Supplied material:
..........

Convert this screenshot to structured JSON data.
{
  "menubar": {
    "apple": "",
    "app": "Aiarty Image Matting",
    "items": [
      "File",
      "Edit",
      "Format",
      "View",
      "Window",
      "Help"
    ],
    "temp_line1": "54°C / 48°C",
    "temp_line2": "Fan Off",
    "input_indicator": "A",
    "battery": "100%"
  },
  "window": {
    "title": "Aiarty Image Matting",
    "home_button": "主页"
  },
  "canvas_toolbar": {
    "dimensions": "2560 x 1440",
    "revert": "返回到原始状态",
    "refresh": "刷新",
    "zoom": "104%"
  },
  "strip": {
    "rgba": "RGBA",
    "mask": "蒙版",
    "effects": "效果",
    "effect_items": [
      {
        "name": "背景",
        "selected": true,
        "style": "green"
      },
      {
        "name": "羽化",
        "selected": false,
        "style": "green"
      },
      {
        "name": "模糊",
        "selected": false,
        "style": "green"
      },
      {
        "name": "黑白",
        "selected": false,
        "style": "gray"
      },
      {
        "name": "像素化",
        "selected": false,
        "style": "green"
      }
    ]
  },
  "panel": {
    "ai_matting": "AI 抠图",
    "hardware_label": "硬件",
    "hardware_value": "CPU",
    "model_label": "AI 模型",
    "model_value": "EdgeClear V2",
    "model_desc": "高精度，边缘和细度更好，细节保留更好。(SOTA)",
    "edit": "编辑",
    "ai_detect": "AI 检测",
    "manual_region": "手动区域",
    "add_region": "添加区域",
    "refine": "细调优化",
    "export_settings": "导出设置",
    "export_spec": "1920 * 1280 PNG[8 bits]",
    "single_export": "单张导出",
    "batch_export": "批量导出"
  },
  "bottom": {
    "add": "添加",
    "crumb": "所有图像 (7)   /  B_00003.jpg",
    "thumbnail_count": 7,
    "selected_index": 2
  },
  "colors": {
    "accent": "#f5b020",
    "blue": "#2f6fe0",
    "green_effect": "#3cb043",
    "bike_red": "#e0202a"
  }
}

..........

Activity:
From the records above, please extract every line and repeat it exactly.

Solution for this task:
Convert this screenshot to structured JSON data.
{
  "menubar": {
    "apple": "",
    "app": "Aiarty Image Matting",
    "items": [
      "File",
      "Edit",
      "Format",
      "View",
      "Window",
      "Help"
    ],
    "temp_line1": "54°C / 48°C",
    "temp_line2": "Fan Off",
    "input_indicator": "A",
    "battery": "100%"
  },
  "window": {
    "title": "Aiarty Image Matting",
    "home_button": "主页"
  },
  "canvas_toolbar": {
    "dimensions": "2560 x 1440",
    "revert": "返回到原始状态",
    "refresh": "刷新",
    "zoom": "104%"
  },
  "strip": {
    "rgba": "RGBA",
    "mask": "蒙版",
    "effects": "效果",
    "effect_items": [
      {
        "name": "背景",
        "selected": true,
        "style": "green"
      },
      {
        "name": "羽化",
        "selected": false,
        "style": "green"
      },
      {
        "name": "模糊",
        "selected": false,
        "style": "green"
      },
      {
        "name": "黑白",
        "selected": false,
        "style": "gray"
      },
      {
        "name": "像素化",
        "selected": false,
        "style": "green"
      }
    ]
  },
  "panel": {
    "ai_matting": "AI 抠图",
    "hardware_label": "硬件",
    "hardware_value": "CPU",
    "model_label": "AI 模型",
    "model_value": "EdgeClear V2",
    "model_desc": "高精度，边缘和细度更好，细节保留更好。(SOTA)",
    "edit": "编辑",
    "ai_detect": "AI 检测",
    "manual_region": "手动区域",
    "add_region": "添加区域",
    "refine": "细调优化",
    "export_settings": "导出设置",
    "export_spec": "1920 * 1280 PNG[8 bits]",
    "single_export": "单张导出",
    "batch_export": "批量导出"
  },
  "bottom": {
    "add": "添加",
    "crumb": "所有图像 (7)   /  B_00003.jpg",
    "thumbnail_count": 7,
    "selected_index": 2
  },
  "colors": {
    "accent": "#f5b020",
    "blue": "#2f6fe0",
    "green_effect": "#3cb043",
    "bike_red": "#e0202a"
  }
}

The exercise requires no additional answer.